Task instructions ▸ Check every line below, and copy those that include "structured".

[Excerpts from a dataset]
= = = = =

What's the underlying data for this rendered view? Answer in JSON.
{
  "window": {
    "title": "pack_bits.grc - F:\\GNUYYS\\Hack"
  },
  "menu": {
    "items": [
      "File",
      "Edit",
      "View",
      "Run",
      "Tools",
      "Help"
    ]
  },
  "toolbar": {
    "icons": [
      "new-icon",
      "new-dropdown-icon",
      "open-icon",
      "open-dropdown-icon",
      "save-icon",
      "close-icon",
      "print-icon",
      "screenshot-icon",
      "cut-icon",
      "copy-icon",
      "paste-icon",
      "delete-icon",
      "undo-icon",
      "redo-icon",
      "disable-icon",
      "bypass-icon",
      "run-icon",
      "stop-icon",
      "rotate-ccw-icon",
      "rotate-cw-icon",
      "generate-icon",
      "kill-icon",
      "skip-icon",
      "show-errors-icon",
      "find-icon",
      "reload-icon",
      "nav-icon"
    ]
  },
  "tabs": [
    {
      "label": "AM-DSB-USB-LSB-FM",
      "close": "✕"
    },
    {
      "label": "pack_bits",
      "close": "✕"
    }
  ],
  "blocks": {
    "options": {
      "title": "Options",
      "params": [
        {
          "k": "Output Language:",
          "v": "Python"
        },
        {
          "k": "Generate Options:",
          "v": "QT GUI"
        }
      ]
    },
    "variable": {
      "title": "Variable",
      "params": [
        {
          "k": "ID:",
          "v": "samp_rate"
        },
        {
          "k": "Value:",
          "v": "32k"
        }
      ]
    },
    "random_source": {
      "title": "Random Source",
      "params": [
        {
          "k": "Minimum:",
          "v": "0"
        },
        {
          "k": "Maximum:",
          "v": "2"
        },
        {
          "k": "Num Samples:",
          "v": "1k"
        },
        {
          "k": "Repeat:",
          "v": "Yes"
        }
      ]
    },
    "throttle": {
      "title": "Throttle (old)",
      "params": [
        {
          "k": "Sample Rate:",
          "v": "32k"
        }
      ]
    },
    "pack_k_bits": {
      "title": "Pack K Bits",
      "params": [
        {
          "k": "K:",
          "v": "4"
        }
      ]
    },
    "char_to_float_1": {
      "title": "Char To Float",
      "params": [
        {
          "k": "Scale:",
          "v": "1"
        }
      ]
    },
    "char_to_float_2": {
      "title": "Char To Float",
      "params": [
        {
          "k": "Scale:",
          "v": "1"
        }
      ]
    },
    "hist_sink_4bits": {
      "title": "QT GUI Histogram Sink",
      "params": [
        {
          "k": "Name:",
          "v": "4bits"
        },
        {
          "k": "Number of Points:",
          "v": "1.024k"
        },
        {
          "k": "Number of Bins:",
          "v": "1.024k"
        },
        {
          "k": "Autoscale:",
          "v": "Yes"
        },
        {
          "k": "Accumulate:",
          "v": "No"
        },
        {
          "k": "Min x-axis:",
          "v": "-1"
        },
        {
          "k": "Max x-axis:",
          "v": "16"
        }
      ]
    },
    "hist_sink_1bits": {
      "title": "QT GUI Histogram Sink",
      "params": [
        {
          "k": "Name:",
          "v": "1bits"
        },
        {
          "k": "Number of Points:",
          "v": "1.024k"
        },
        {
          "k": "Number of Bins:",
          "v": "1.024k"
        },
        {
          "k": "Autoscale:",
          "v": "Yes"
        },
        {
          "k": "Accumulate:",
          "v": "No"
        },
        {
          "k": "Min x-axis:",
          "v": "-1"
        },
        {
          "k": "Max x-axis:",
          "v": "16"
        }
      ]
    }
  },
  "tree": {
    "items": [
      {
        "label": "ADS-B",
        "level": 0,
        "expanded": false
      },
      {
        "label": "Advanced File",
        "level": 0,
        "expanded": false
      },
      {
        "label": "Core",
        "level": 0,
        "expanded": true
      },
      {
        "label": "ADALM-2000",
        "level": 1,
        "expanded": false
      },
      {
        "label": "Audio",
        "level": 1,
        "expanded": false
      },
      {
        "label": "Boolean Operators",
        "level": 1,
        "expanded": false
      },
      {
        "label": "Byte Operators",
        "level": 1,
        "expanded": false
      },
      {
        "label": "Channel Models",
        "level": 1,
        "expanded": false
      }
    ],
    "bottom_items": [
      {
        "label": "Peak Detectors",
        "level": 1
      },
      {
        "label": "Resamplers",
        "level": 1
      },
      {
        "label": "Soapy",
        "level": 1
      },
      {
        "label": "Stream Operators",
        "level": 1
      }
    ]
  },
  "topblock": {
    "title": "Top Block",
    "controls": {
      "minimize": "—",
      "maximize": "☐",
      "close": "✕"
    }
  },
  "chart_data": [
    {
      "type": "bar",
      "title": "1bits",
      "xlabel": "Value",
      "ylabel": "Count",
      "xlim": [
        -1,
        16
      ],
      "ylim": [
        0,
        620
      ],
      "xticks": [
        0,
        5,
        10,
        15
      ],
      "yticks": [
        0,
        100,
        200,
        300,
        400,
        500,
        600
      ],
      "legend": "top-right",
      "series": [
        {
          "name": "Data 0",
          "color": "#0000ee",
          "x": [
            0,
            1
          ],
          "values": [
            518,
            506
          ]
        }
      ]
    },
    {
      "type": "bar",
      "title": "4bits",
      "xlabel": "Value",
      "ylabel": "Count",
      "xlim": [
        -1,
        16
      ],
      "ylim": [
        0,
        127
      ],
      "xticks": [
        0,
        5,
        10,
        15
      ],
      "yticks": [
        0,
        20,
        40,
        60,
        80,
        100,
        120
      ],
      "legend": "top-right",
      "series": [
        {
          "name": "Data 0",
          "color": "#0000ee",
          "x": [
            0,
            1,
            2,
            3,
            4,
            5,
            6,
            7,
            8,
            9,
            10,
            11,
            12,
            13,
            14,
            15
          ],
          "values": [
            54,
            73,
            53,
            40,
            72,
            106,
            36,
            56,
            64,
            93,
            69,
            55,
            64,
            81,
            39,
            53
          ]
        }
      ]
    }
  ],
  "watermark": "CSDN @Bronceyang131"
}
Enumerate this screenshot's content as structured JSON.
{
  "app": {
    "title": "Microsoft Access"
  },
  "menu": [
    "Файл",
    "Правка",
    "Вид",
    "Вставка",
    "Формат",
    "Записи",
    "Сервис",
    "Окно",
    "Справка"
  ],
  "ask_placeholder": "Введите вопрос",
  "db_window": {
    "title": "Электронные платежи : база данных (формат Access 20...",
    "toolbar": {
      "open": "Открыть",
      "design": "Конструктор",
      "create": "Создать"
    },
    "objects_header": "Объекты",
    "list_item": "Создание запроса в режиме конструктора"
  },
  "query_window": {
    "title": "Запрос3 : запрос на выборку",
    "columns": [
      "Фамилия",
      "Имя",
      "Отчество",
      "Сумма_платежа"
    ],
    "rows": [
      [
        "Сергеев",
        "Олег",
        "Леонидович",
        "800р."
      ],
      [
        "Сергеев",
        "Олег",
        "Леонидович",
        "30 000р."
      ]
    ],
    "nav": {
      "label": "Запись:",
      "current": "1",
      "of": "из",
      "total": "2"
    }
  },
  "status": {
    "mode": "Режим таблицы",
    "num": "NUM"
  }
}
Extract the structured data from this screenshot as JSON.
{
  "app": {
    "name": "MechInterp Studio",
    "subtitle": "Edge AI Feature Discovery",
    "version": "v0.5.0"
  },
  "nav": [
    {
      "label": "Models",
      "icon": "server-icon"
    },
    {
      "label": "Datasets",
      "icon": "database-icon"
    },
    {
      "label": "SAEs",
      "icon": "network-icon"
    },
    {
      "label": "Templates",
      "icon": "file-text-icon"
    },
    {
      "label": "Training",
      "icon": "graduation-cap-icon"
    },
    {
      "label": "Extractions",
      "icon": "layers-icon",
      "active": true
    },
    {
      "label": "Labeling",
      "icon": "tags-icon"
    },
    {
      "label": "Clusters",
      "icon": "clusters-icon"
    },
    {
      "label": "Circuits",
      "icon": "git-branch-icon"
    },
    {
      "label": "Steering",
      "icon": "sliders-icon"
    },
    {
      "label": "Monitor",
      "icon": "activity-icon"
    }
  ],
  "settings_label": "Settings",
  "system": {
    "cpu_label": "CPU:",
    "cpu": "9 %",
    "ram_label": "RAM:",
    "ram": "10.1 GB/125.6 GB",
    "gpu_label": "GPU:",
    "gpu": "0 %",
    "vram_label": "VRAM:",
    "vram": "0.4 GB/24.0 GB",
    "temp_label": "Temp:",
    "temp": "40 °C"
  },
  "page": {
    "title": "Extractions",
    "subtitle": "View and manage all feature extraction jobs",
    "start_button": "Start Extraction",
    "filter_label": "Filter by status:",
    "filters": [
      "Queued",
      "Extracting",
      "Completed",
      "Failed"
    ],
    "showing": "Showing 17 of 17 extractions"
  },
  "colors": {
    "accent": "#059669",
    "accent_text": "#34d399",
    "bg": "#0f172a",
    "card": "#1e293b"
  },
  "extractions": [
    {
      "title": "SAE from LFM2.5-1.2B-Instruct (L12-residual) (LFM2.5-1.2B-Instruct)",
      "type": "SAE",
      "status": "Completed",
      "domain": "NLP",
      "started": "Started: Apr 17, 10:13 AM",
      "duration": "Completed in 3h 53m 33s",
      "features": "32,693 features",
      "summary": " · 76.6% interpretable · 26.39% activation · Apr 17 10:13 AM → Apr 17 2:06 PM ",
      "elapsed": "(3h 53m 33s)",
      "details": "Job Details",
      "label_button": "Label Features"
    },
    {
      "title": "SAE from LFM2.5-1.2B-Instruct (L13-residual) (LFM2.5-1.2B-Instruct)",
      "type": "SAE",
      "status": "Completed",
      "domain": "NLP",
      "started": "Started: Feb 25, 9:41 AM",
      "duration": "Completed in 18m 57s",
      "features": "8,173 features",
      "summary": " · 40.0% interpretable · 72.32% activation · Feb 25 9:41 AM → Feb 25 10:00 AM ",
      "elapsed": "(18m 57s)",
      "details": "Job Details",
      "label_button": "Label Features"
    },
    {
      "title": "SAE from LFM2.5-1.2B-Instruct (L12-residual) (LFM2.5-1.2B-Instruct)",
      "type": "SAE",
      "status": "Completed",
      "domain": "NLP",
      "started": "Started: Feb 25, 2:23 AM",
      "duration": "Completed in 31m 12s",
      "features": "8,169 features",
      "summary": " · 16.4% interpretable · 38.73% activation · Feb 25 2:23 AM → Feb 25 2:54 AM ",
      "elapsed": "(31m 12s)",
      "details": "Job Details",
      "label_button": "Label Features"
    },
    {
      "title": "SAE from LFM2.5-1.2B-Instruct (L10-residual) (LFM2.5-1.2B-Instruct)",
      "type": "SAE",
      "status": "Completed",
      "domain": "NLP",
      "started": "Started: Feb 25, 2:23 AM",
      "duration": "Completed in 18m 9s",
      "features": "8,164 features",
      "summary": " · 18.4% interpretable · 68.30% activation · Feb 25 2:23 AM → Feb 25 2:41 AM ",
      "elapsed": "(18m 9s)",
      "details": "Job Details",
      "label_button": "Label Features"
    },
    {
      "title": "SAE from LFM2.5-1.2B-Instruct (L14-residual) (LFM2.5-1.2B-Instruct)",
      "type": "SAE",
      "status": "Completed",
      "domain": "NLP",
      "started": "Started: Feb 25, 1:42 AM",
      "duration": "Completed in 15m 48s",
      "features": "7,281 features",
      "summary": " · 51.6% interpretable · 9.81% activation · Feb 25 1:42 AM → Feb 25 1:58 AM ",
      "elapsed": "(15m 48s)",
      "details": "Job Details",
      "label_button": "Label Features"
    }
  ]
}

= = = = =

Output of the task ▸
Enumerate this screenshot's content as structured JSON.
Extract the structured data from this screenshot as JSON.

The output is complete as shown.